TASK BRIEF
Provide the number of lines in the material containing the word "заморозили", with nothing added.

-------- SOURCE INFORMATION --------

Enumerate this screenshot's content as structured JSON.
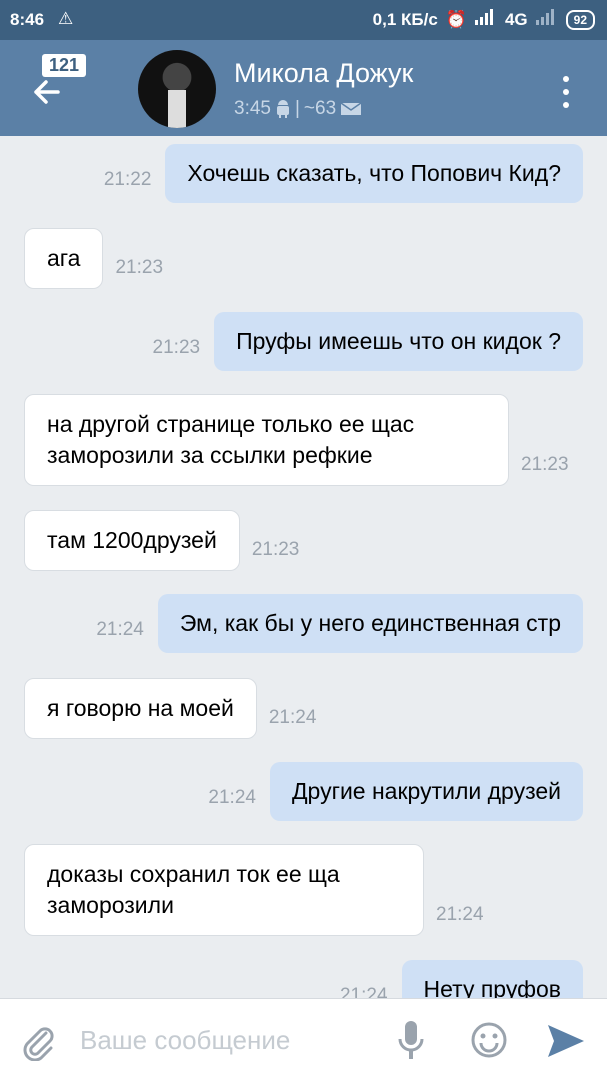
{
  "statusbar": {
    "time": "8:46",
    "warning_icon": "⚠",
    "network_speed": "0,1 КБ/с",
    "network": "4G",
    "battery": "92"
  },
  "header": {
    "unread_count": "121",
    "name": "Микола Дожук",
    "last_seen": "3:45",
    "separator": "|",
    "counter": "~63"
  },
  "messages": [
    {
      "dir": "out",
      "text": "Хочешь сказать, что Попович Кид?",
      "time": "21:22"
    },
    {
      "dir": "in",
      "text": "ага",
      "time": "21:23"
    },
    {
      "dir": "out",
      "text": "Пруфы имеешь что он кидок ?",
      "time": "21:23"
    },
    {
      "dir": "in",
      "text": "на другой странице только ее щас заморозили за ссылки рефкие",
      "time": "21:23"
    },
    {
      "dir": "in",
      "text": "там 1200друзей",
      "time": "21:23"
    },
    {
      "dir": "out",
      "text": "Эм, как бы у него единственная стр",
      "time": "21:24"
    },
    {
      "dir": "in",
      "text": "я говорю на моей",
      "time": "21:24"
    },
    {
      "dir": "out",
      "text": "Другие накрутили друзей",
      "time": "21:24"
    },
    {
      "dir": "in",
      "text": "доказы сохранил ток ее ща заморозили",
      "time": "21:24"
    },
    {
      "dir": "out",
      "text": "Нету пруфов",
      "time": "21:24"
    }
  ],
  "input": {
    "placeholder": "Ваше сообщение"
  },
  "colors": {
    "header": "#5b80a6",
    "statusbar": "#3d6080",
    "outgoing_bubble": "#cfe0f5",
    "incoming_bubble": "#ffffff",
    "background": "#eaedf0",
    "send": "#5b80a6"
  }
}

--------

REPLY
2